Boy Scouts "perversion files" released, reveal widespread cover up for alleged molesters
The so-called "perversion files" - 14,500 pages released by order of the Oregon Supreme Court - support claims that alleged sex abuse was covered up across the U.S. and to military bases overseas, from a small town in the Adirondacks to downtown Los Angeles.
The files were made public Thursday by Portland attorney Kelly Clark, although the Associated Press obtained copies weeks in advance and conducted an extensive review of them. At a news conference, Clark condemned the Boy Scouts of America for their attempts to suppress the files that reveal efforts that allowed sexual predators to go free while victims suffered in silence.
Clark blasted the Boy Scouts for their continuing legal battles to try to keep the full trove of files secret.

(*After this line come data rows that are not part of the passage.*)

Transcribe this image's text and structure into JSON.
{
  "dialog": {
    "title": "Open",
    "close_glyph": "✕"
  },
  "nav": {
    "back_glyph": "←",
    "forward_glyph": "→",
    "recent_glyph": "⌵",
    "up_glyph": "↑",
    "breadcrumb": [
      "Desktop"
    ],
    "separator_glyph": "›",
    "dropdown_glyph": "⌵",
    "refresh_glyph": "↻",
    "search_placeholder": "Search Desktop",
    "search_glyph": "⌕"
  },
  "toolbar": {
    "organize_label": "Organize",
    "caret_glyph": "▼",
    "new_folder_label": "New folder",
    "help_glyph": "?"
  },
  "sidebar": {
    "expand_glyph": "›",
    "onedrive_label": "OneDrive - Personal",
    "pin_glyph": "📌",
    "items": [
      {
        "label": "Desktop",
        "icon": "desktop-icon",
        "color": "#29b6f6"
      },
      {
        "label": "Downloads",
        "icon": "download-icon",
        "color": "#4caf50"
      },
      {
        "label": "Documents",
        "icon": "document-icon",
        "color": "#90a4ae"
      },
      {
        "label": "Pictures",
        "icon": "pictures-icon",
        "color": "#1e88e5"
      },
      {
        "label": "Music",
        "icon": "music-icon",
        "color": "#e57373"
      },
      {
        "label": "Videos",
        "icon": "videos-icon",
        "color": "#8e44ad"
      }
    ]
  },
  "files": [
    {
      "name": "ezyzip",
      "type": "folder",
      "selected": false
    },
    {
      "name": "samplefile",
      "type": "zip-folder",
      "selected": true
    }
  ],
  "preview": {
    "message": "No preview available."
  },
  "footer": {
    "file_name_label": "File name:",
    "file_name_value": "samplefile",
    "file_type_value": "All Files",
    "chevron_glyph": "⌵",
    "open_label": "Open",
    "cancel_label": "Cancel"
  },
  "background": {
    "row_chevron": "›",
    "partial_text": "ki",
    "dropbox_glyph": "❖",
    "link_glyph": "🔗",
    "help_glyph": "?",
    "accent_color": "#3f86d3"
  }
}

"You do not keep secrets hidden about dangers to children," said Clark, who in 2010 won a landmark lawsuit against the Boy Scouts on behalf of a plaintiff who was molested by an assistant scoutmaster in the 1980s.
The allegations stretch across the country and to military bases overseas, from a small town in the Adirondacks to downtown Los Angeles.
Clark is in possession of the files because he represented a Portland man who was abused by his assistant scoutmaster in the 1980s, a lawsuit that culminated in a jury siding with the client. The Scouts were ordered to pay $20 million.
Clark's colleague, attorney Paul Mones, said the files "show how pedophiles operate, how child molesters infiltrate youth organizations."
"These guys (abusers) basically were in a candy store, the way they thought about it," Mones said.
The files are a window on a much larger collection of documents the Boy Scouts of America began collecting soon after their founding in 1910. The files, kept at Boy Scout headquarters in Texas, consist of memos from local and national Scout executives,
handwritten letters from victims and their parents and newspaper clippings about legal cases. The files contain details about proven molesters, but also unsubstantiated allegations.
The Scouts launched a legal battle to keep the documents confidential but in June, the Oregon Supreme Court ruled that they could be released to the public with the redaction of victims' names. This is the first time that the earliest files have ever been put in the public domain.